Below are records; copy every line in them that holds the word "Ctrl".

> **MATERIALS PROVIDED**
⁂

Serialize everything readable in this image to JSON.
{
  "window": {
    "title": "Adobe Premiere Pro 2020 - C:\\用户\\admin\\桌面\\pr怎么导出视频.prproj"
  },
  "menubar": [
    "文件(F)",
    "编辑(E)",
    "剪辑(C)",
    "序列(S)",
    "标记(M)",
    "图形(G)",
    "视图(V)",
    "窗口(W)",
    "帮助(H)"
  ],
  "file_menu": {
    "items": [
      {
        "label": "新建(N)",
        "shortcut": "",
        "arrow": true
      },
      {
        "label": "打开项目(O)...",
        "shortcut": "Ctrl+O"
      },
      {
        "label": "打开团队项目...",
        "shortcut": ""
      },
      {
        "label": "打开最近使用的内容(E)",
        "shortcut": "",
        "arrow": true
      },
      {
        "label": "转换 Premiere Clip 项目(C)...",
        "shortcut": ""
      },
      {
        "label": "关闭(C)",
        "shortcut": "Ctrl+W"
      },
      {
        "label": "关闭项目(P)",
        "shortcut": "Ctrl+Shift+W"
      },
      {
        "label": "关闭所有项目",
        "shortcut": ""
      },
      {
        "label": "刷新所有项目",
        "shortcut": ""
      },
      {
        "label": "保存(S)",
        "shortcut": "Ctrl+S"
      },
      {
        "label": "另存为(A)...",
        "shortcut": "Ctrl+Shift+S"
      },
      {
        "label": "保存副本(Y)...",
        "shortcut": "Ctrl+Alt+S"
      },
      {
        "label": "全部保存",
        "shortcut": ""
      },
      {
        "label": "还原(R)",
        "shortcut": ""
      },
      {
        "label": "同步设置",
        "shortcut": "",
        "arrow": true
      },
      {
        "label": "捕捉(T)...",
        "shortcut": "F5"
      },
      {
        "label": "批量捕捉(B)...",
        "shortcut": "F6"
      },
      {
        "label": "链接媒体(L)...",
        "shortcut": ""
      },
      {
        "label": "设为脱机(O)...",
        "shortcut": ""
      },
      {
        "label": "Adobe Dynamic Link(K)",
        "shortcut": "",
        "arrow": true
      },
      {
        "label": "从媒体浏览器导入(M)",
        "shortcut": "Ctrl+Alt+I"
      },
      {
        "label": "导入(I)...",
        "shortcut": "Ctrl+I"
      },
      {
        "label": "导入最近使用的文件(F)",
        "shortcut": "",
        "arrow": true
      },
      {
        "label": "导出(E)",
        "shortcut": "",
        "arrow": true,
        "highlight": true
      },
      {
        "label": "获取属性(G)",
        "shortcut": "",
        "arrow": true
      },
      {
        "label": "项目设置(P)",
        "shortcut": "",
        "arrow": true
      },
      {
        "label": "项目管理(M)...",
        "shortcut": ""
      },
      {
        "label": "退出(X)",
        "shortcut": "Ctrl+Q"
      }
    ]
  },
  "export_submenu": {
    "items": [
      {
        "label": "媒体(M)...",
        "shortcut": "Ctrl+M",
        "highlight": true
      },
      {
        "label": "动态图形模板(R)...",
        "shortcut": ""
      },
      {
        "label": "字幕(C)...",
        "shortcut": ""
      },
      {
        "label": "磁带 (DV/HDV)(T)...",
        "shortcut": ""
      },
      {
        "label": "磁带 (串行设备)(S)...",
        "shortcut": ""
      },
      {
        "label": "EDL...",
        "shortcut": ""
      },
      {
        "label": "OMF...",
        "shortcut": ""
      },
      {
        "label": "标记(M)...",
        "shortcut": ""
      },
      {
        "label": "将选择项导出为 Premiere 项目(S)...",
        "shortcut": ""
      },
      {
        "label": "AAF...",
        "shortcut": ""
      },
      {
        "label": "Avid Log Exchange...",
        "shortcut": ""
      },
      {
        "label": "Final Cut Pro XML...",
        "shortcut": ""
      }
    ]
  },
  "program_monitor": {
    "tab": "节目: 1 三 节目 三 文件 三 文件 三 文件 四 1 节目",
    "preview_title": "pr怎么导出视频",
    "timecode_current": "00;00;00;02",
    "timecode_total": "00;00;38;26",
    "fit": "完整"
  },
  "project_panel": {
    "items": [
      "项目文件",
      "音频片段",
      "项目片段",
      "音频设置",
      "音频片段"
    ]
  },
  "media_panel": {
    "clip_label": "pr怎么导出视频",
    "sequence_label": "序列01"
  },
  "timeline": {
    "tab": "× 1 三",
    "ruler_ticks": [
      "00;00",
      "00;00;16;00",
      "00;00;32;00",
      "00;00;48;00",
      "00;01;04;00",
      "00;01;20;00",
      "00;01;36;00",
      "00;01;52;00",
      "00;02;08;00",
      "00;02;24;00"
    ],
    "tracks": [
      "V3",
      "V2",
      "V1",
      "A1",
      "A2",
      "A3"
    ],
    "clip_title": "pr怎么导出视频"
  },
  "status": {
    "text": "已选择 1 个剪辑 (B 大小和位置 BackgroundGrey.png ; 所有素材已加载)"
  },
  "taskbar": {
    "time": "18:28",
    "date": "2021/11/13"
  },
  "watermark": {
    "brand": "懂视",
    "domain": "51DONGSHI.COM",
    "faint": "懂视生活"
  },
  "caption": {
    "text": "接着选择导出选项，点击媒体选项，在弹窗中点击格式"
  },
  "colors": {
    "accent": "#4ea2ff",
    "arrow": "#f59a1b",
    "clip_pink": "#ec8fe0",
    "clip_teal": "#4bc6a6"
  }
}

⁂

> **ANSWER BELOW**
        "shortcut": "Ctrl+O"
        "shortcut": "Ctrl+W"
        "shortcut": "Ctrl+Shift+W"
        "shortcut": "Ctrl+S"
        "shortcut": "Ctrl+Shift+S"
        "shortcut": "Ctrl+Alt+S"
        "shortcut": "Ctrl+Alt+I"
        "shortcut": "Ctrl+I"
        "shortcut": "Ctrl+Q"
        "shortcut": "Ctrl+M",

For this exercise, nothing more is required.